§ Problem description
The answer should be one number: how many lines in the records below contain the word "JSON".

Start of Block

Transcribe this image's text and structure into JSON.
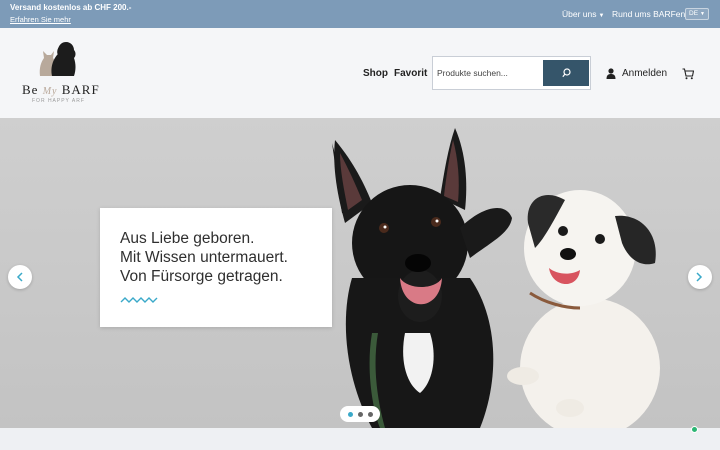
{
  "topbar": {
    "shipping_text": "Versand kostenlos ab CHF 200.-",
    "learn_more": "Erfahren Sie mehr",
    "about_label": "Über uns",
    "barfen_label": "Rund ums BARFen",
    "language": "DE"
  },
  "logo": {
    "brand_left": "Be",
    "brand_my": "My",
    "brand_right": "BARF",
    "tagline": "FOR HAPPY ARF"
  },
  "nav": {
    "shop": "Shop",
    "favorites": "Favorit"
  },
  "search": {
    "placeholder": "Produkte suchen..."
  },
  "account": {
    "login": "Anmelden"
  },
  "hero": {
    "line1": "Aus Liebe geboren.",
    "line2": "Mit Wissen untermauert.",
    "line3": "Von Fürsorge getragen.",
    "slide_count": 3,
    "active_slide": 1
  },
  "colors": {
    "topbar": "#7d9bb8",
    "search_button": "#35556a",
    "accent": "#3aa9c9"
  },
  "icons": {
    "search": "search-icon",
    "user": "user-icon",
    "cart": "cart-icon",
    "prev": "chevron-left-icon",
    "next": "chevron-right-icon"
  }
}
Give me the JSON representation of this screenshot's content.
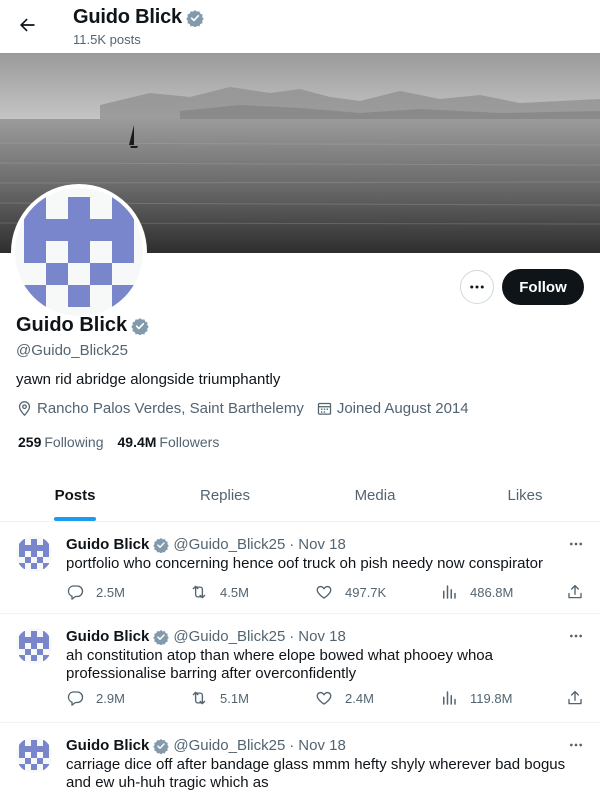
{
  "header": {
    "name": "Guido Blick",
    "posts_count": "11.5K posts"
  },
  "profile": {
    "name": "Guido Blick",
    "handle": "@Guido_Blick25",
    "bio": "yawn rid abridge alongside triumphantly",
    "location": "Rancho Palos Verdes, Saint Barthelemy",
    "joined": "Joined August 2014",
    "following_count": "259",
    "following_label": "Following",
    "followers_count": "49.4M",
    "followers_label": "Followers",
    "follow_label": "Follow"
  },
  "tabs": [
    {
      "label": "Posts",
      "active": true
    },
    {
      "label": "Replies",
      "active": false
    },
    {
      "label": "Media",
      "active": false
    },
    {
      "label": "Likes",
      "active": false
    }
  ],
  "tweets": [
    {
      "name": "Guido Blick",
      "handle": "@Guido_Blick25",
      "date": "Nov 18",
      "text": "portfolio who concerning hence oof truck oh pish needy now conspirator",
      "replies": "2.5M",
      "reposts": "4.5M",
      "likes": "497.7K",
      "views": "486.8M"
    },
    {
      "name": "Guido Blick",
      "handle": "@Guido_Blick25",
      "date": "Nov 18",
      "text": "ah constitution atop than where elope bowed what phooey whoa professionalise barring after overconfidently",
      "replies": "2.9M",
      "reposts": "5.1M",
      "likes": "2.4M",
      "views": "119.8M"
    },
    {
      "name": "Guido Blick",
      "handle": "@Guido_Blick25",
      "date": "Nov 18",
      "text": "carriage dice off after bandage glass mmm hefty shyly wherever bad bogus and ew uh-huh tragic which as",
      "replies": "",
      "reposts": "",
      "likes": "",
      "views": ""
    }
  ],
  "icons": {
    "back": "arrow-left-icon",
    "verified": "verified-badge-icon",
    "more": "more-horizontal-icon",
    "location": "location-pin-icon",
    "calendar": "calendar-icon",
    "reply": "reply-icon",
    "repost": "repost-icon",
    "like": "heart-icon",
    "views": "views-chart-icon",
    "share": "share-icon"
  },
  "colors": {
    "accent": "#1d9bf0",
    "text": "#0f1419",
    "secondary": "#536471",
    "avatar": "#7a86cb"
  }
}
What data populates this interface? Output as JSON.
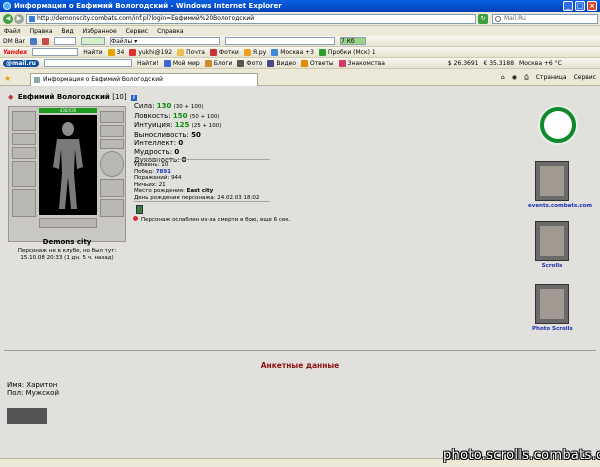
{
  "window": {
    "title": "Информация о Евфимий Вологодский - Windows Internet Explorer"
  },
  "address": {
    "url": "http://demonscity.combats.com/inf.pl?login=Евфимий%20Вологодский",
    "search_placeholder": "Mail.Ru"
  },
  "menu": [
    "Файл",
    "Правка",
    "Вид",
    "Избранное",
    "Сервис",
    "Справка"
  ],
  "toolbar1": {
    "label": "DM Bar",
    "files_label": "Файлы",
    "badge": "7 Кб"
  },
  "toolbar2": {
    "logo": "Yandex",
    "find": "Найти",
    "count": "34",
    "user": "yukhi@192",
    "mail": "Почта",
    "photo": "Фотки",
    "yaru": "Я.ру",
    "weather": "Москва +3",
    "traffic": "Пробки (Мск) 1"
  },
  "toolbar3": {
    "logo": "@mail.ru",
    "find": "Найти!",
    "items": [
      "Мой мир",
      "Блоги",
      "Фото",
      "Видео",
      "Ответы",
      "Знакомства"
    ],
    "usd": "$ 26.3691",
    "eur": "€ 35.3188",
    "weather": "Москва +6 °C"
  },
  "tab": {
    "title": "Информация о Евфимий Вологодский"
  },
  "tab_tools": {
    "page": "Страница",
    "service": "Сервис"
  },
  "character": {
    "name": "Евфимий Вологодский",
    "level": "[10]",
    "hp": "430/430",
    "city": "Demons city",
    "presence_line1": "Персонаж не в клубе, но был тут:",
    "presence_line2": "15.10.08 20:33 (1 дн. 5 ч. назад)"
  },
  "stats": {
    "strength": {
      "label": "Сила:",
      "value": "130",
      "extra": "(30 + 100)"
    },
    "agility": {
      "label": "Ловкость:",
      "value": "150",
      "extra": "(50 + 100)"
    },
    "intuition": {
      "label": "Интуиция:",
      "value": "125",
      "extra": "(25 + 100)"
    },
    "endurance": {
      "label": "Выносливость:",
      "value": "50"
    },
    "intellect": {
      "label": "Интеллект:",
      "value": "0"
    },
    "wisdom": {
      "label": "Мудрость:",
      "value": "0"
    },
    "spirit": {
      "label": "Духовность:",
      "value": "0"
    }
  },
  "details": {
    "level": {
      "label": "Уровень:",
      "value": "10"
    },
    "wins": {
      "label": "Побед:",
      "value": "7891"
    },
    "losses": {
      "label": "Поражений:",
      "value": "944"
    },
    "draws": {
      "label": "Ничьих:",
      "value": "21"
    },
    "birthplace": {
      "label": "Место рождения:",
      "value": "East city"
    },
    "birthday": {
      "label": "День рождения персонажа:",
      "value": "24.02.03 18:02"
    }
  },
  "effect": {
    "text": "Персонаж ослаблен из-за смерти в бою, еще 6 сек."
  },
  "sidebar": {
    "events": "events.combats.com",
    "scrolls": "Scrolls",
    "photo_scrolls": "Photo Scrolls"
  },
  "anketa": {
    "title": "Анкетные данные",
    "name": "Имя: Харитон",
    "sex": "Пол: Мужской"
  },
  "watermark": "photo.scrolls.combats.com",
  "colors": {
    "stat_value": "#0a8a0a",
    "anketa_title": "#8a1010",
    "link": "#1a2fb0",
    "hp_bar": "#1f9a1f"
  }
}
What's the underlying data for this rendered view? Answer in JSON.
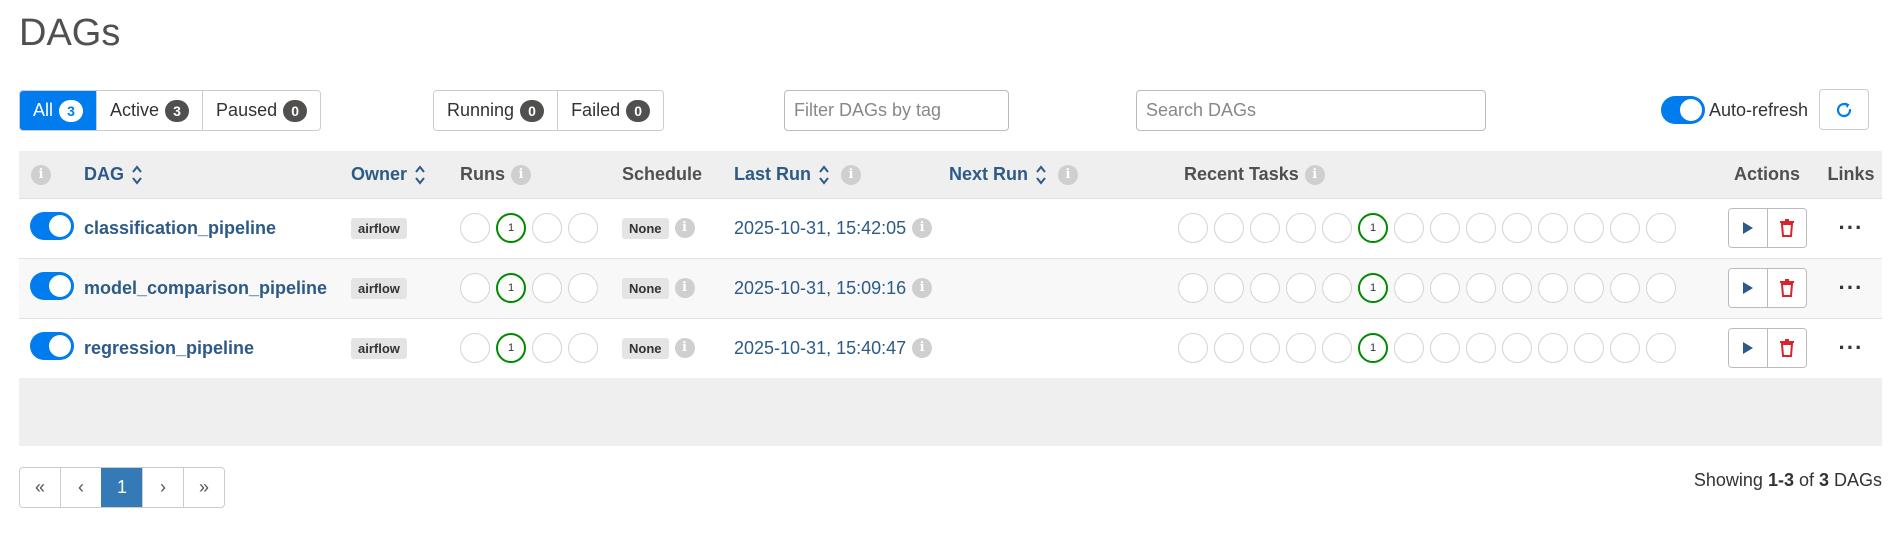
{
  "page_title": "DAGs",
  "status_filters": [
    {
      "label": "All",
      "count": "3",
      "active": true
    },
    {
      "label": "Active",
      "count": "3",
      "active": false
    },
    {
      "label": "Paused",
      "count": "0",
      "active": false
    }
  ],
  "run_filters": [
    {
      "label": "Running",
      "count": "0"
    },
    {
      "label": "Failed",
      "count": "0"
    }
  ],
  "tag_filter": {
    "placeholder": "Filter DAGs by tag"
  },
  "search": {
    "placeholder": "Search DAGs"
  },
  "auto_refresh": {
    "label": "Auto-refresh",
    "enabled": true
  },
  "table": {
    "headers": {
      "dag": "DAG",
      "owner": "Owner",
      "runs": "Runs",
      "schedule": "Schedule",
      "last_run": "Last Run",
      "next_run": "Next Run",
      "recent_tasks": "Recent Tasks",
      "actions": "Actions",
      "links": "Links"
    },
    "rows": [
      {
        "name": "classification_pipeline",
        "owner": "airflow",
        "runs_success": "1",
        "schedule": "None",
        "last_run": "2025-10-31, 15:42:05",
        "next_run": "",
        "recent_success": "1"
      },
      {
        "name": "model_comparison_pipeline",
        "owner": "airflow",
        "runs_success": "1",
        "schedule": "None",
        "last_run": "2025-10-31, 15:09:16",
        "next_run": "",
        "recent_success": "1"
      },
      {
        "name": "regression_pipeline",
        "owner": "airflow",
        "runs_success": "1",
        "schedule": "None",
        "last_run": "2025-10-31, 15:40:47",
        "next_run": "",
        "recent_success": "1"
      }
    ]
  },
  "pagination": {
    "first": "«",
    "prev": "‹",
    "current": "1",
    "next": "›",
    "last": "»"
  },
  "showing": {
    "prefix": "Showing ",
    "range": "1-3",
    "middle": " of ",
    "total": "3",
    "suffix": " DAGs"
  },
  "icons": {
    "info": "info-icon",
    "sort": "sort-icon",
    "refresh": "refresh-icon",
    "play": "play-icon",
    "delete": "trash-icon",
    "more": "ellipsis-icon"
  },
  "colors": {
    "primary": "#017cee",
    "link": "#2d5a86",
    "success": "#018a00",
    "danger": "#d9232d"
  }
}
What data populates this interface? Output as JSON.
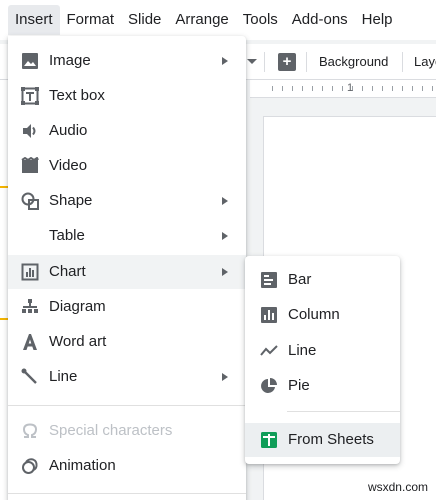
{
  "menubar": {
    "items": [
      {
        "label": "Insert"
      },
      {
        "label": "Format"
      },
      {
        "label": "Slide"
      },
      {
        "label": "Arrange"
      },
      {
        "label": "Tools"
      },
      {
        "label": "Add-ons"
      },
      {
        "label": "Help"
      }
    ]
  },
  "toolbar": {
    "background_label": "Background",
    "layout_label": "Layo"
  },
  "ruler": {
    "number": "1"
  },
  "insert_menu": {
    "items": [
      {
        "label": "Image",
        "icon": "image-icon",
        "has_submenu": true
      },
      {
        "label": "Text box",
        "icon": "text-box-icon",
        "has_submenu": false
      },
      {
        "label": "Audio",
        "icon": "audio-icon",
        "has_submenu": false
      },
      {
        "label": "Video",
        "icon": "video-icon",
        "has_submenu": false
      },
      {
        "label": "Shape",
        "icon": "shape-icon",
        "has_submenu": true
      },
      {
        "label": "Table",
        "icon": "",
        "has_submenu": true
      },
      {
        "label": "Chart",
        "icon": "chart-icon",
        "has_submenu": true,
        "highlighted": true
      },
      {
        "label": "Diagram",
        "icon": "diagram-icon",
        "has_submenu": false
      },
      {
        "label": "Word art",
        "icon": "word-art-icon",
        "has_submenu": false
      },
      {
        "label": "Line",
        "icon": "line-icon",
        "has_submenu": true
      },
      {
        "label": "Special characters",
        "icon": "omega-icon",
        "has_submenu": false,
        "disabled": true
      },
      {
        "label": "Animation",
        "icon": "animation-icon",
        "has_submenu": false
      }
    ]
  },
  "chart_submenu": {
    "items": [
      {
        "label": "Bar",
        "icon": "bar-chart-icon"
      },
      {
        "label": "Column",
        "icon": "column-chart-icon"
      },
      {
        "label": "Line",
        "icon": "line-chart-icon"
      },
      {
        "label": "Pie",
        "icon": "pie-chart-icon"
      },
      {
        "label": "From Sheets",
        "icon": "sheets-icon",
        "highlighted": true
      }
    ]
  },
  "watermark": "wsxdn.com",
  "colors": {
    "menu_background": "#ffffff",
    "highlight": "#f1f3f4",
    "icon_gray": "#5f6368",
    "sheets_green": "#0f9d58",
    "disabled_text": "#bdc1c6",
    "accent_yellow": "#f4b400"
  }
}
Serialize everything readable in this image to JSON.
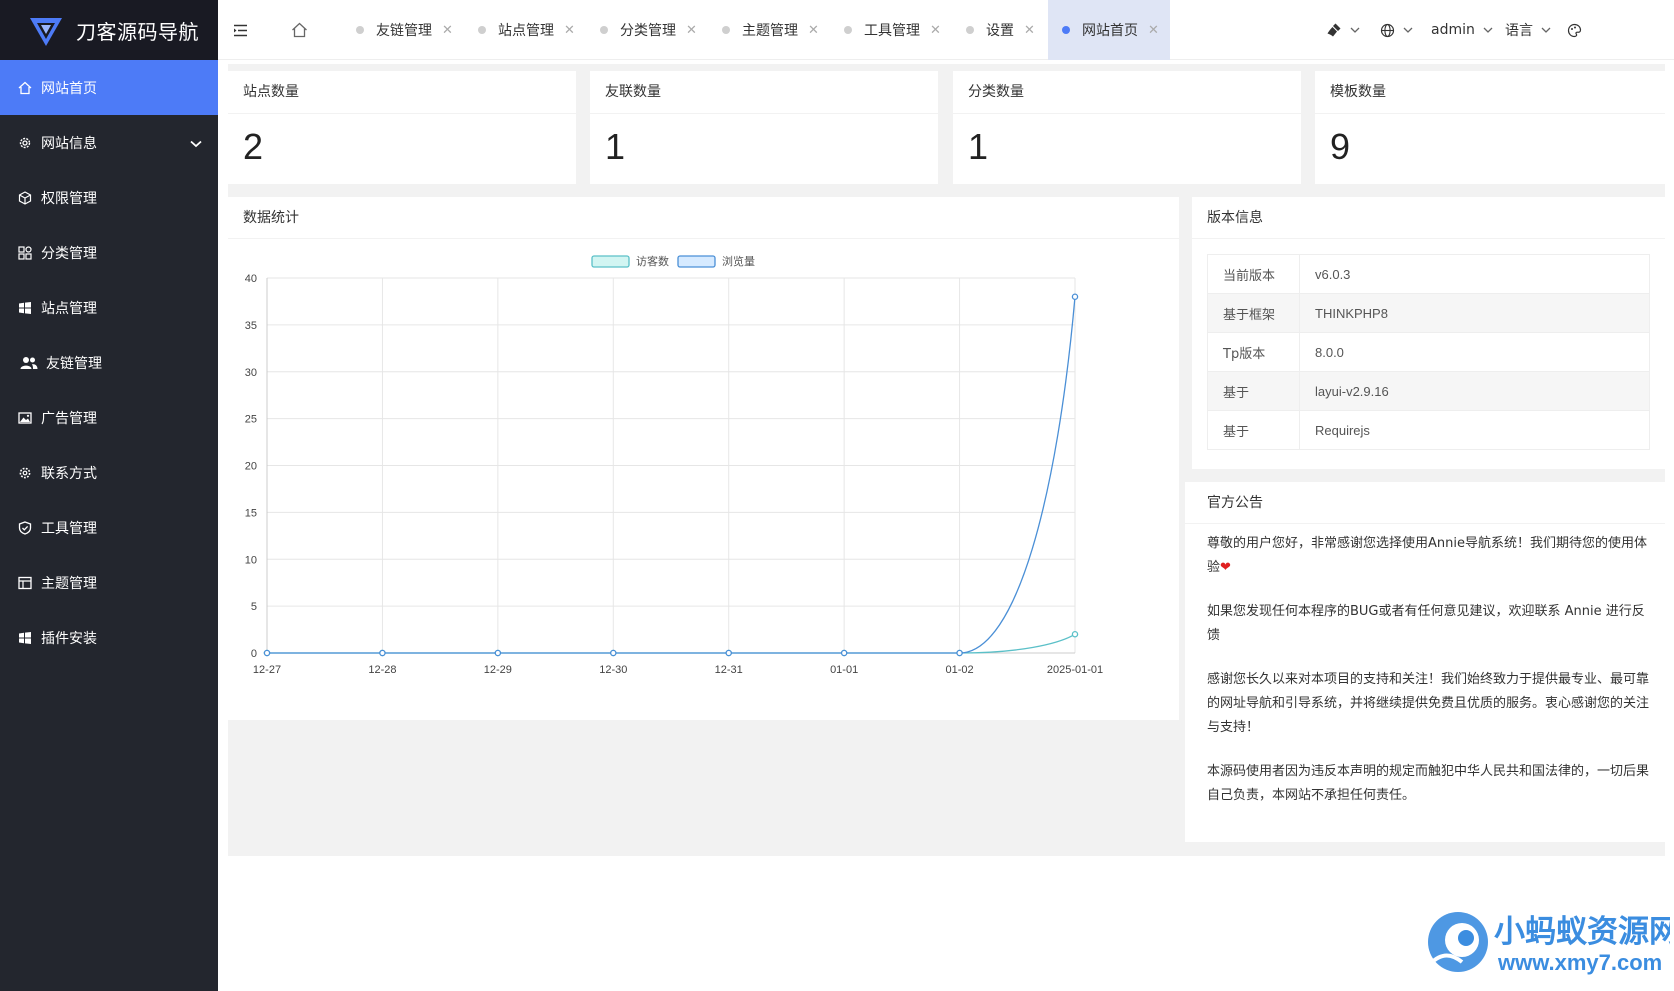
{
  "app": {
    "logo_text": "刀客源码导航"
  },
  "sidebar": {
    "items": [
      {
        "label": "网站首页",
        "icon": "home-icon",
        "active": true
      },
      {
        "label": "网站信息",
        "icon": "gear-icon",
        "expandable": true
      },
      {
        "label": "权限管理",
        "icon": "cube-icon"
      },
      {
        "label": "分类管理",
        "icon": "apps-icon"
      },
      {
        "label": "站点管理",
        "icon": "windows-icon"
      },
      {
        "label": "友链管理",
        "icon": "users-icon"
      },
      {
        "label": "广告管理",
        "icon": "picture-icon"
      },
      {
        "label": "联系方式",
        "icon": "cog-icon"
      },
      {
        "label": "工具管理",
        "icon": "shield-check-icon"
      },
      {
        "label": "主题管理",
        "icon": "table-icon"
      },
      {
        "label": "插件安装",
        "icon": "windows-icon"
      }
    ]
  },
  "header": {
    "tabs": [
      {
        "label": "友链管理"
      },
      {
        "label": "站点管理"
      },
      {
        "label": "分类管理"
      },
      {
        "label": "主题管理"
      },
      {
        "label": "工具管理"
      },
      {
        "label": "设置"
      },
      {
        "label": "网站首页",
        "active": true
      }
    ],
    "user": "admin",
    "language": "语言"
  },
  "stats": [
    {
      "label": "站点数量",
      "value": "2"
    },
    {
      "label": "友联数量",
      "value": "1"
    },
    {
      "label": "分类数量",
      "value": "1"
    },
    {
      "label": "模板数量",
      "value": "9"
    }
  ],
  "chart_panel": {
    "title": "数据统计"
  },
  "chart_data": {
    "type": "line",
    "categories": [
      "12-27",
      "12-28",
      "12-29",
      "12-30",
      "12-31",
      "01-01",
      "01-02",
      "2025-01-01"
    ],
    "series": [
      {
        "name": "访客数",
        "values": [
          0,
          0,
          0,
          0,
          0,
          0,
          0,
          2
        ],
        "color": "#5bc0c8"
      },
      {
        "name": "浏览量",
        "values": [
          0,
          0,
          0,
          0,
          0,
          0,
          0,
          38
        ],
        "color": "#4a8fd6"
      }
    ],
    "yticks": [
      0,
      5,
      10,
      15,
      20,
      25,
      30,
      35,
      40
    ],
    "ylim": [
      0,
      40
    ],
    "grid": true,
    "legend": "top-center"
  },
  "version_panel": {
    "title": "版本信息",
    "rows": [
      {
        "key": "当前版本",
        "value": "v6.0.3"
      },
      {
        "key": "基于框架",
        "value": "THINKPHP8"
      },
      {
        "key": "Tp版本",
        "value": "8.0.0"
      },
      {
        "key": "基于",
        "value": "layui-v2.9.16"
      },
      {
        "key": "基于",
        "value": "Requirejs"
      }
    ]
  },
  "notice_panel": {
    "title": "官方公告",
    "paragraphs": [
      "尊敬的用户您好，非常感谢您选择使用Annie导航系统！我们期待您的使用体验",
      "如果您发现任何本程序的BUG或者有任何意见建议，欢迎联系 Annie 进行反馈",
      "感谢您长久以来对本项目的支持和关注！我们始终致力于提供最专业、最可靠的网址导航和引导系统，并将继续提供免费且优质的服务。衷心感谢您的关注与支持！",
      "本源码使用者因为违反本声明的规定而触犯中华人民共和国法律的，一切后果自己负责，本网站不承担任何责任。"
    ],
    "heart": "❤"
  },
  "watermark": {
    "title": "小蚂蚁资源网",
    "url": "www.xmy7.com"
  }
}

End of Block

§ Output for this exercise
6